"We have an N sensor on our sprayer, use a nitrogen tester to prevent over-application, map for high/low lodging risk and treat accordingly, but sometimes things happen that are outside our control."

“Increasingly, we are looking to grow more continuous wheat as some fields with a high clay content are too heavy for potatoes and the window for lifting sugar beet is short, so why risk causing long-term damage to soil structure?"

“When it comes to winter wheat our focus is on growing feed varieties and minimising road miles. In that respect we are better placed than most, with large feed mills on our doorstep and milling outlets not too far away at Holbeach, Peterborough and Downham Market."

Whilst DSV is a relative newcomer when it comes to winter wheat, Mark believes the company has a very promising breeding programme.

"Theodore, a hard Group 4, was the first DSV variety that we identified as a potential to grow because of its cleanliness and ability to remain green to maximise sunlight capture, the only reason we didn’t grow was its bushel weight."

"Being next to the sea we are always looking to protect against fusarium and if we can, it reflects positively on bushel weight.

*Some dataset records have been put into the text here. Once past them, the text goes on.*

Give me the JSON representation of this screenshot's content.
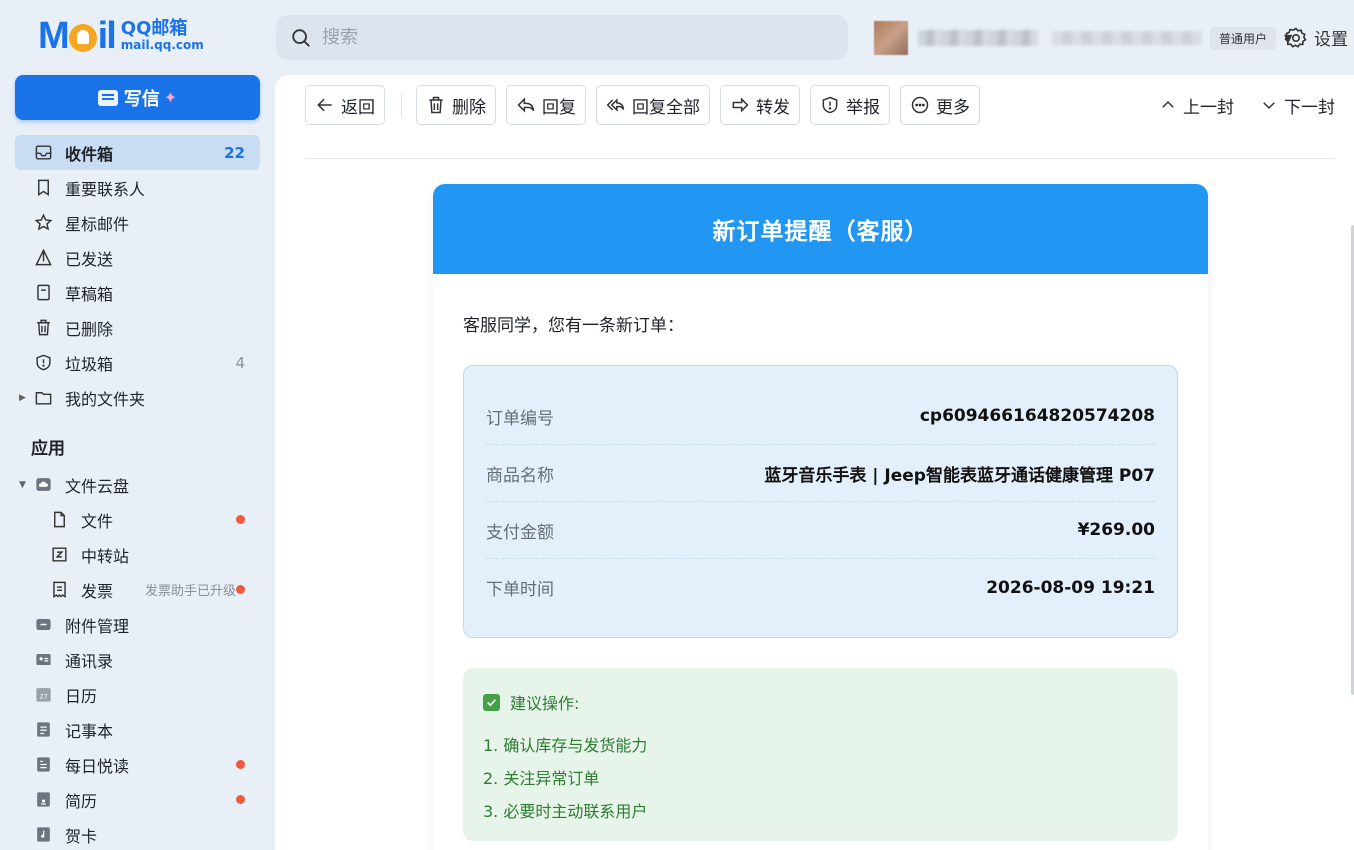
{
  "brand": {
    "cn": "QQ邮箱",
    "en": "mail.qq.com"
  },
  "search": {
    "placeholder": "搜索"
  },
  "user": {
    "badge": "普通用户"
  },
  "settings_label": "设置",
  "compose_label": "写信",
  "nav": {
    "inbox": {
      "label": "收件箱",
      "count": "22"
    },
    "vip": "重要联系人",
    "starred": "星标邮件",
    "sent": "已发送",
    "drafts": "草稿箱",
    "deleted": "已删除",
    "spam": {
      "label": "垃圾箱",
      "count": "4"
    },
    "folders": "我的文件夹"
  },
  "apps": {
    "title": "应用",
    "cloud": "文件云盘",
    "files": "文件",
    "transfer": "中转站",
    "invoice": {
      "label": "发票",
      "hint": "发票助手已升级"
    },
    "attachments": "附件管理",
    "contacts": "通讯录",
    "calendar": "日历",
    "notes": "记事本",
    "reading": "每日悦读",
    "resume": "简历",
    "cards": "贺卡"
  },
  "toolbar": {
    "back": "返回",
    "delete": "删除",
    "reply": "回复",
    "reply_all": "回复全部",
    "forward": "转发",
    "report": "举报",
    "more": "更多",
    "prev": "上一封",
    "next": "下一封"
  },
  "email": {
    "header": "新订单提醒（客服）",
    "greeting": "客服同学，您有一条新订单：",
    "rows": [
      {
        "key": "订单编号",
        "value": "cp609466164820574208"
      },
      {
        "key": "商品名称",
        "value": "蓝牙音乐手表 | Jeep智能表蓝牙通话健康管理 P07"
      },
      {
        "key": "支付金额",
        "value": "¥269.00"
      },
      {
        "key": "下单时间",
        "value": "2026-08-09 19:21"
      }
    ],
    "advice": {
      "title": "建议操作:",
      "items": [
        "1. 确认库存与发货能力",
        "2. 关注异常订单",
        "3. 必要时主动联系用户"
      ]
    }
  }
}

DSV Champion has really taken the game on several stages."

“I am very comfortable with the 32ha of DSV Champion that we currently have in the ground as our first commercial crop of this new variety. It's got off to a very good start this season, so now we will just have to wait and see how it goes through to harvest."


Sustainability focus - box out

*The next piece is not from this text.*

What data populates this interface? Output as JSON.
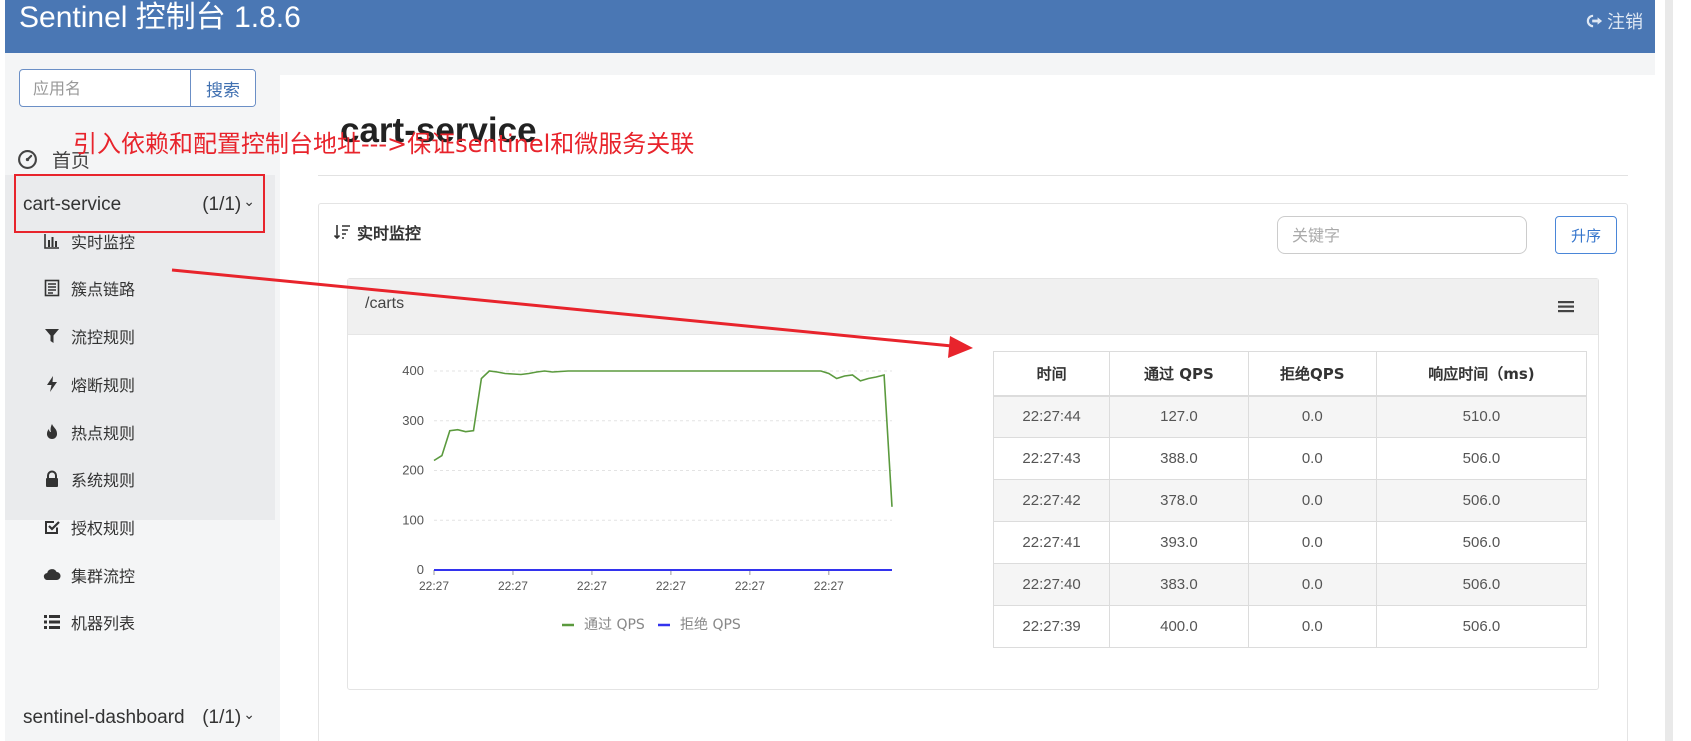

Sustainability is embedded throughout every aspect of its operations and in 2022 Mark was named Sustainable Farmer of the Year at the British Farming Awards.

The judges praised Mark for making improvements to soil organic matter, rainwater harvesting and renewable energy on the family farm, as well as integrating environmental management practices into its arable and vegetable production.

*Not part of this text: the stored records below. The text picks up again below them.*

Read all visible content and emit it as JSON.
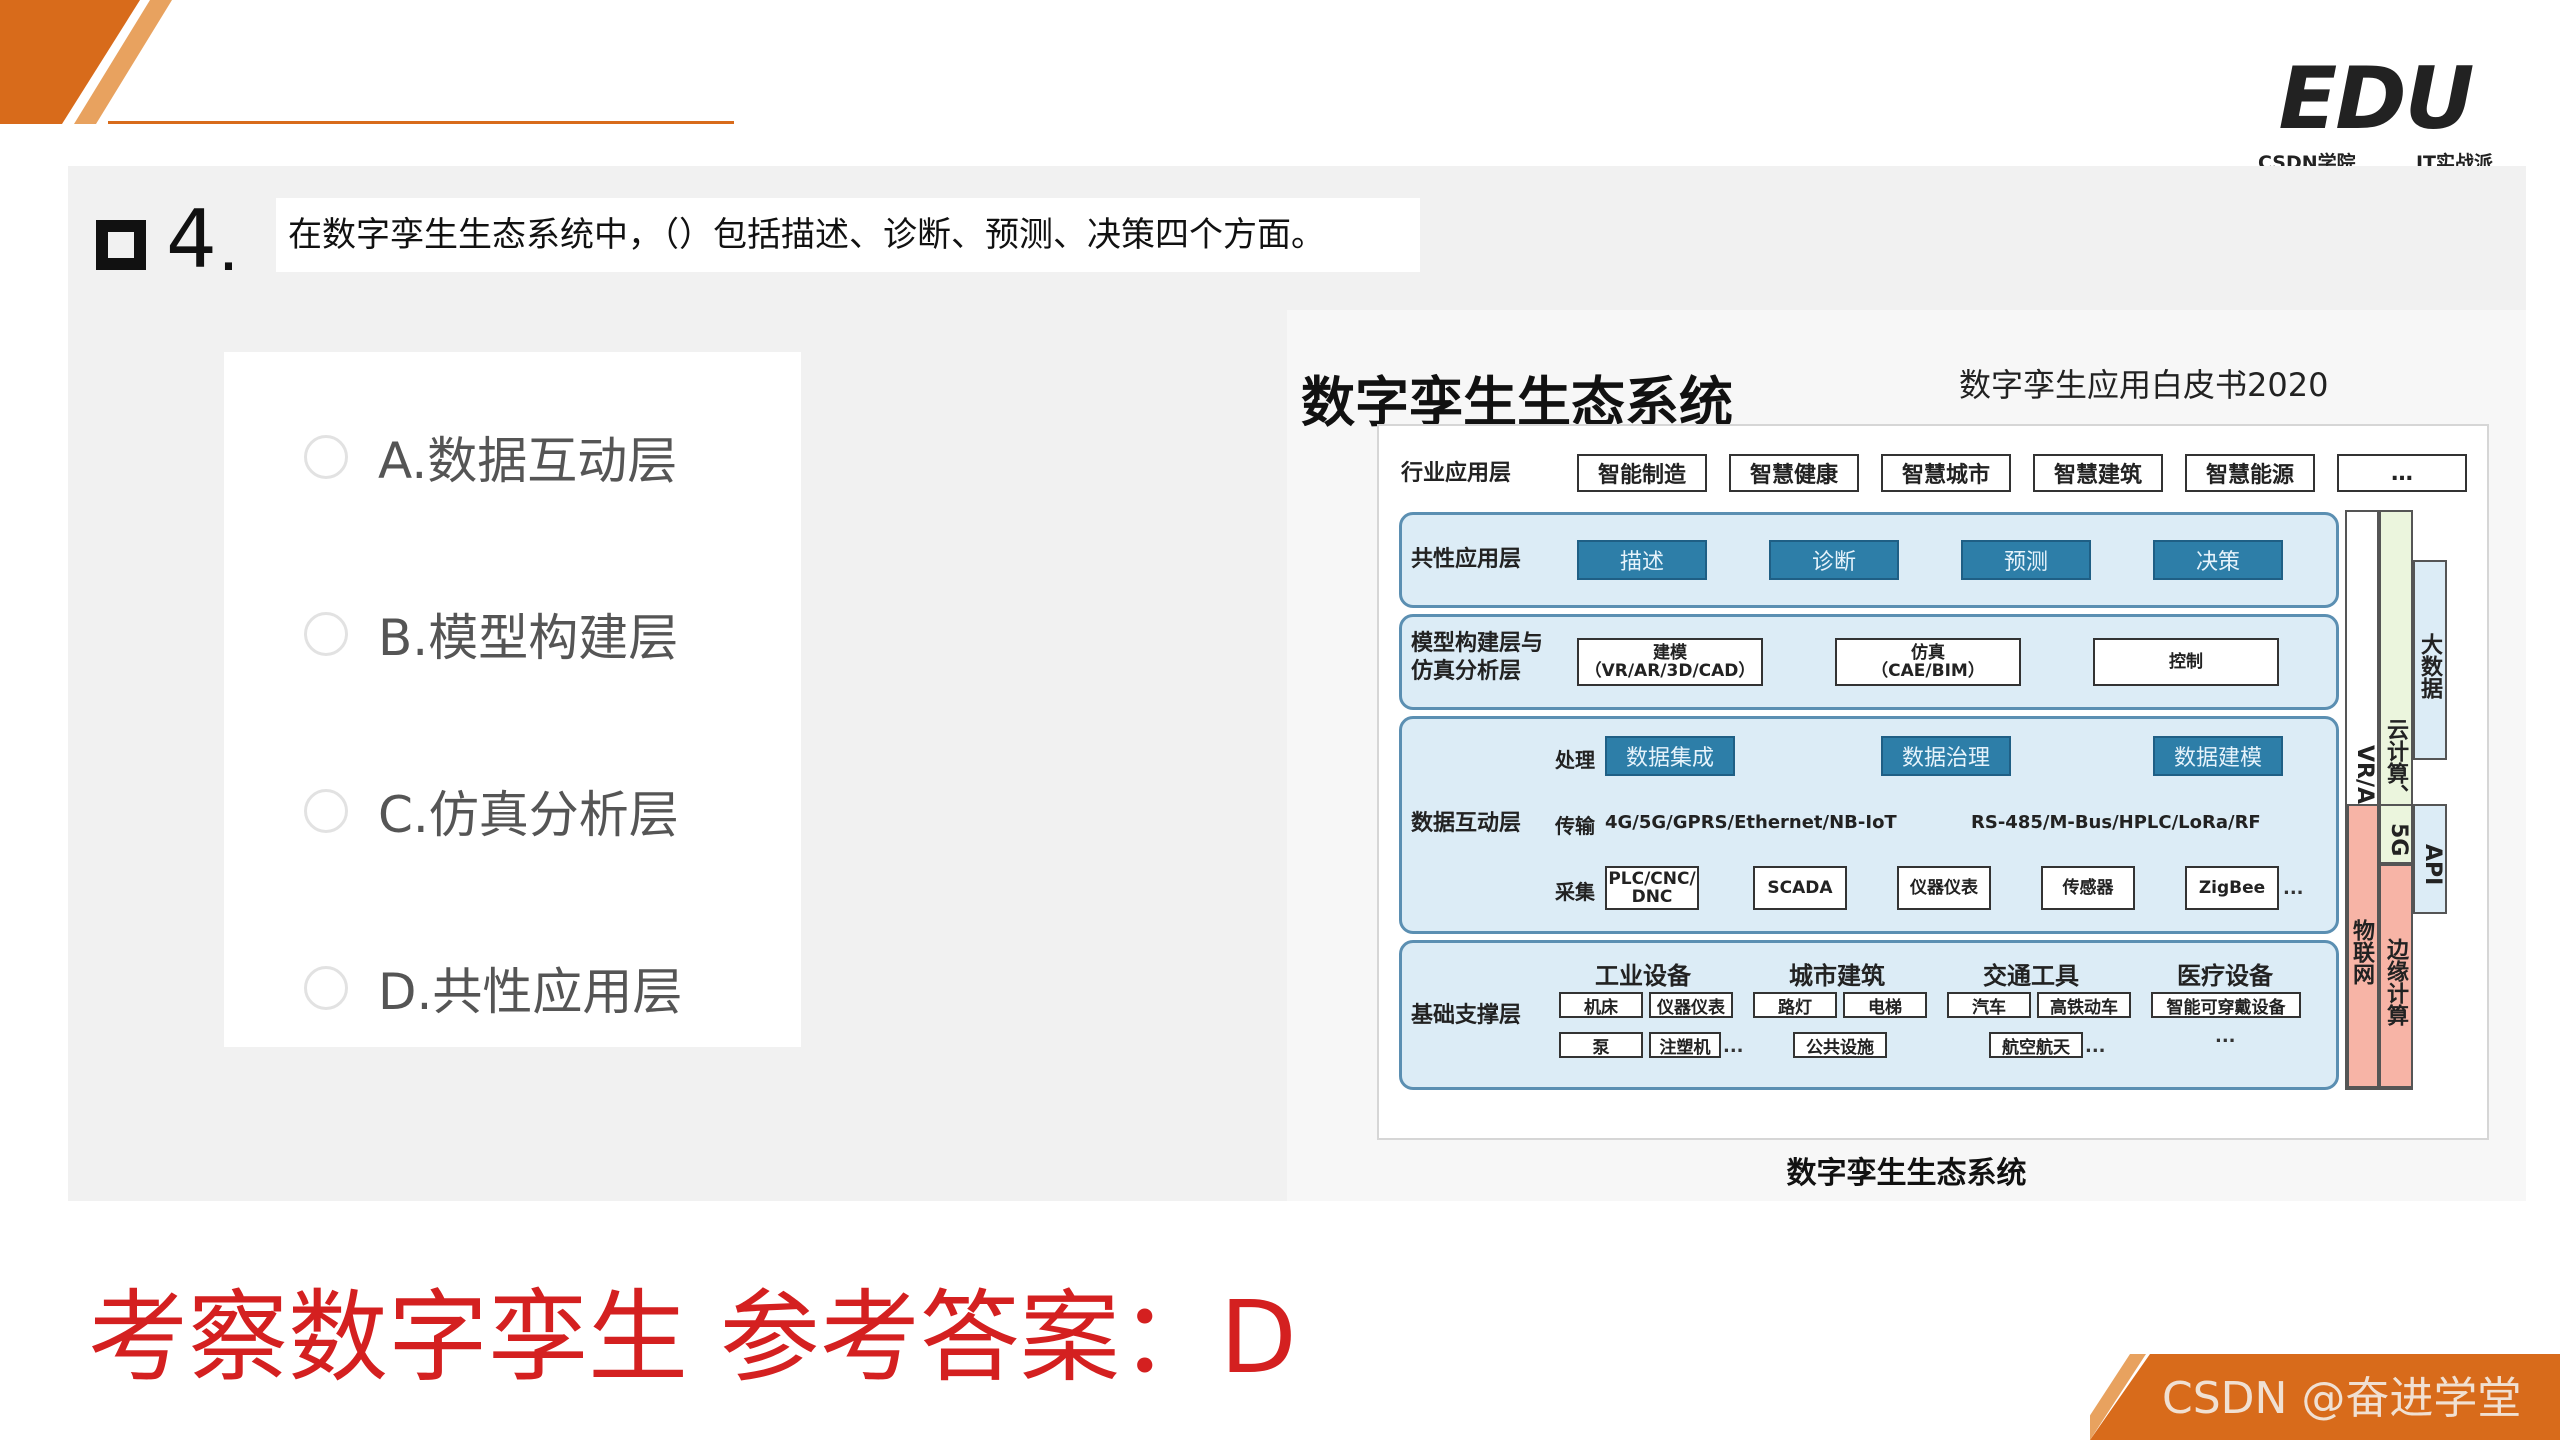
{
  "colors": {
    "accent": "#d86b1b",
    "answer": "#d42020",
    "layer_blue": "#2d7ea8",
    "band_fill": "#dcecf6",
    "panel": "#f1f1f1"
  },
  "logo": {
    "text": "EDU",
    "left": "CSDN学院",
    "right": "IT实战派"
  },
  "question": {
    "number": "4",
    "text": "在数字孪生生态系统中，（）包括描述、诊断、预测、决策四个方面。",
    "options": [
      {
        "label": "A.数据互动层"
      },
      {
        "label": "B.模型构建层"
      },
      {
        "label": "C.仿真分析层"
      },
      {
        "label": "D.共性应用层"
      }
    ]
  },
  "diagram": {
    "title": "数字孪生生态系统",
    "source": "数字孪生应用白皮书2020",
    "caption": "数字孪生生态系统",
    "industry_layer": {
      "label": "行业应用层",
      "items": [
        "智能制造",
        "智慧健康",
        "智慧城市",
        "智慧建筑",
        "智慧能源",
        "…"
      ]
    },
    "common_layer": {
      "label": "共性应用层",
      "items": [
        "描述",
        "诊断",
        "预测",
        "决策"
      ]
    },
    "model_layer": {
      "label_line1": "模型构建层与",
      "label_line2": "仿真分析层",
      "items": [
        {
          "line1": "建模",
          "line2": "（VR/AR/3D/CAD）"
        },
        {
          "line1": "仿真",
          "line2": "（CAE/BIM）"
        },
        {
          "line1": "控制",
          "line2": ""
        }
      ]
    },
    "data_layer": {
      "label": "数据互动层",
      "process_label": "处理",
      "process_items": [
        "数据集成",
        "数据治理",
        "数据建模"
      ],
      "transfer_label": "传输",
      "transfer_left": "4G/5G/GPRS/Ethernet/NB-IoT",
      "transfer_right": "RS-485/M-Bus/HPLC/LoRa/RF",
      "collect_label": "采集",
      "collect_items": [
        {
          "line1": "PLC/CNC/",
          "line2": "DNC"
        },
        {
          "line1": "SCADA",
          "line2": ""
        },
        {
          "line1": "仪器仪表",
          "line2": ""
        },
        {
          "line1": "传感器",
          "line2": ""
        },
        {
          "line1": "ZigBee",
          "line2": ""
        }
      ],
      "collect_more": "..."
    },
    "base_layer": {
      "label": "基础支撑层",
      "categories": [
        {
          "title": "工业设备",
          "row1": [
            "机床",
            "仪器仪表"
          ],
          "row2": [
            "泵",
            "注塑机"
          ],
          "more": "..."
        },
        {
          "title": "城市建筑",
          "row1": [
            "路灯",
            "电梯"
          ],
          "row2": [
            "公共设施"
          ],
          "more": ""
        },
        {
          "title": "交通工具",
          "row1": [
            "汽车",
            "高铁动车"
          ],
          "row2": [
            "航空航天"
          ],
          "more": "..."
        },
        {
          "title": "医疗设备",
          "row1": [
            "智能可穿戴设备"
          ],
          "row2": [],
          "more": "..."
        }
      ]
    },
    "side_columns": {
      "vr": "VR/AR/MR",
      "iot": "物联网",
      "ai": "云计算、人工智能",
      "five_g": "5G",
      "edge": "边缘计算",
      "bigdata": "大数据",
      "api": "API"
    }
  },
  "answer": {
    "text": "考察数字孪生  参考答案：D"
  },
  "watermark": {
    "text": "CSDN @奋进学堂"
  }
}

“Soil is our greatest asset and ultimately provides our income," Mark says. "They range from silty loam to silty clay with an average pH of 8 – 8+ and indices of 2 and 3 for P and K, so looking after them is the main priority and all decisions are based around that principle."

"Efficiency is another key area we focus on to reduce our carbon footprint, and incorporating more sustainable practices has helped to boost soil health as well as commercial profitability."

“Wheat is the best cultivator and subsoiler that this farm has, so our aim is to create rooting structures which are as deep and adventurous as possible to maximise the plants’ opportunity to access nutrients and water."

"It can take at least two years to bring land back into good heart after sugar beet and wheat is a key part of restructuring the soil."

"Currently, we are experimenting with catch crops and have found that phacelia is like a power harrow the way it breaks up and conditions the top layer. We are still learning but want to include other deeper rooting species."

“I am paranoid about the need to look after the soil and improve organic matter, something my father instilled in me."

"We don’t have livestock but currently bale some straw for sale, although that might change if we cannot raise organic matter levels by other means."

"So far, we have increased it by one per cent, which has made the soil more resilient to adverse weather, but there’s a limit to how far we can go and on this land it’s probably 4% to 4.5%."